Collection entries
"""

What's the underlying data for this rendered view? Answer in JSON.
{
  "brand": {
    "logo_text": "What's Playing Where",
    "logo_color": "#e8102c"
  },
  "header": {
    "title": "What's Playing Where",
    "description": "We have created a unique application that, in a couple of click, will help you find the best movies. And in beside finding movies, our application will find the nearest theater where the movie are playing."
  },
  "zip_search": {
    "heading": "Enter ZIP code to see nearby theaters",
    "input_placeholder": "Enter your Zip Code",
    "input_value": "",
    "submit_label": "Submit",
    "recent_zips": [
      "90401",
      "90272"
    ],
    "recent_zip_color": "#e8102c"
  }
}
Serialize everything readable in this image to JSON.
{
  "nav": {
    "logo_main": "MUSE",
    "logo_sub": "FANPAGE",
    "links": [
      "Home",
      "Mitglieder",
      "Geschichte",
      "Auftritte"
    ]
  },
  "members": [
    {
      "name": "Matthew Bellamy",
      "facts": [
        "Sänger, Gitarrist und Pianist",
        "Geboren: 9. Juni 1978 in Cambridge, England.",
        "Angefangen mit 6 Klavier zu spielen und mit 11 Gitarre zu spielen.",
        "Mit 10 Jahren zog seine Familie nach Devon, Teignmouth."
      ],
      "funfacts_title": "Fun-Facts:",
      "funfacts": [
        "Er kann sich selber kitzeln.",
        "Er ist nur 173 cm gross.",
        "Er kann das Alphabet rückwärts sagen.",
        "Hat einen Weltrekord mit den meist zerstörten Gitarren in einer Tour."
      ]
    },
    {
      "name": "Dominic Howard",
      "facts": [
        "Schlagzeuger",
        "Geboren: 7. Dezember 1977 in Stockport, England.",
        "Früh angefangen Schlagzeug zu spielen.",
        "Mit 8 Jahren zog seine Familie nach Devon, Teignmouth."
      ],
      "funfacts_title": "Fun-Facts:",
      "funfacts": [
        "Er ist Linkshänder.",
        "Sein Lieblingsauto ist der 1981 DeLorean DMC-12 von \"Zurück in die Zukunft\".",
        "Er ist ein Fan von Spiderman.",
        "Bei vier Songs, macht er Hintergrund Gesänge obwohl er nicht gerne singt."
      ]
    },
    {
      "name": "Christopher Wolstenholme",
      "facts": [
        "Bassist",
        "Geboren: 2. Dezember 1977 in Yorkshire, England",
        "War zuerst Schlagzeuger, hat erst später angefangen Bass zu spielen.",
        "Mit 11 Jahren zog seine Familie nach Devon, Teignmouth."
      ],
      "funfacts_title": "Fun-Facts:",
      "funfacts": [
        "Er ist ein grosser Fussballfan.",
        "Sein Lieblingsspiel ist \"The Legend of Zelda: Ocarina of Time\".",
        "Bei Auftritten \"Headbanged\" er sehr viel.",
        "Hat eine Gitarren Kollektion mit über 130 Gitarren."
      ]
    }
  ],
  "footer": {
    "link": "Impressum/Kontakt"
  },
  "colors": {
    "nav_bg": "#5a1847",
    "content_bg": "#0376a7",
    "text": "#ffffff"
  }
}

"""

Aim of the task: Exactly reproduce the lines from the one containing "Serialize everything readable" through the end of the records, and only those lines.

Task answer:
Serialize everything readable in this image to JSON.
{
  "nav": {
    "logo_main": "MUSE",
    "logo_sub": "FANPAGE",
    "links": [
      "Home",
      "Mitglieder",
      "Geschichte",
      "Auftritte"
    ]
  },
  "members": [
    {
      "name": "Matthew Bellamy",
      "facts": [
        "Sänger, Gitarrist und Pianist",
        "Geboren: 9. Juni 1978 in Cambridge, England.",
        "Angefangen mit 6 Klavier zu spielen und mit 11 Gitarre zu spielen.",
        "Mit 10 Jahren zog seine Familie nach Devon, Teignmouth."
      ],
      "funfacts_title": "Fun-Facts:",
      "funfacts": [
        "Er kann sich selber kitzeln.",
        "Er ist nur 173 cm gross.",
        "Er kann das Alphabet rückwärts sagen.",
        "Hat einen Weltrekord mit den meist zerstörten Gitarren in einer Tour."
      ]
    },
    {
      "name": "Dominic Howard",
      "facts": [
        "Schlagzeuger",
        "Geboren: 7. Dezember 1977 in Stockport, England.",
        "Früh angefangen Schlagzeug zu spielen.",
        "Mit 8 Jahren zog seine Familie nach Devon, Teignmouth."
      ],
      "funfacts_title": "Fun-Facts:",
      "funfacts": [
        "Er ist Linkshänder.",
        "Sein Lieblingsauto ist der 1981 DeLorean DMC-12 von \"Zurück in die Zukunft\".",
        "Er ist ein Fan von Spiderman.",
        "Bei vier Songs, macht er Hintergrund Gesänge obwohl er nicht gerne singt."
      ]
    },
    {
      "name": "Christopher Wolstenholme",
      "facts": [
        "Bassist",
        "Geboren: 2. Dezember 1977 in Yorkshire, England",
        "War zuerst Schlagzeuger, hat erst später angefangen Bass zu spielen.",
        "Mit 11 Jahren zog seine Familie nach Devon, Teignmouth."
      ],
      "funfacts_title": "Fun-Facts:",
      "funfacts": [
        "Er ist ein grosser Fussballfan.",
        "Sein Lieblingsspiel ist \"The Legend of Zelda: Ocarina of Time\".",
        "Bei Auftritten \"Headbanged\" er sehr viel.",
        "Hat eine Gitarren Kollektion mit über 130 Gitarren."
      ]
    }
  ],
  "footer": {
    "link": "Impressum/Kontakt"
  },
  "colors": {
    "nav_bg": "#5a1847",
    "content_bg": "#0376a7",
    "text": "#ffffff"
  }
}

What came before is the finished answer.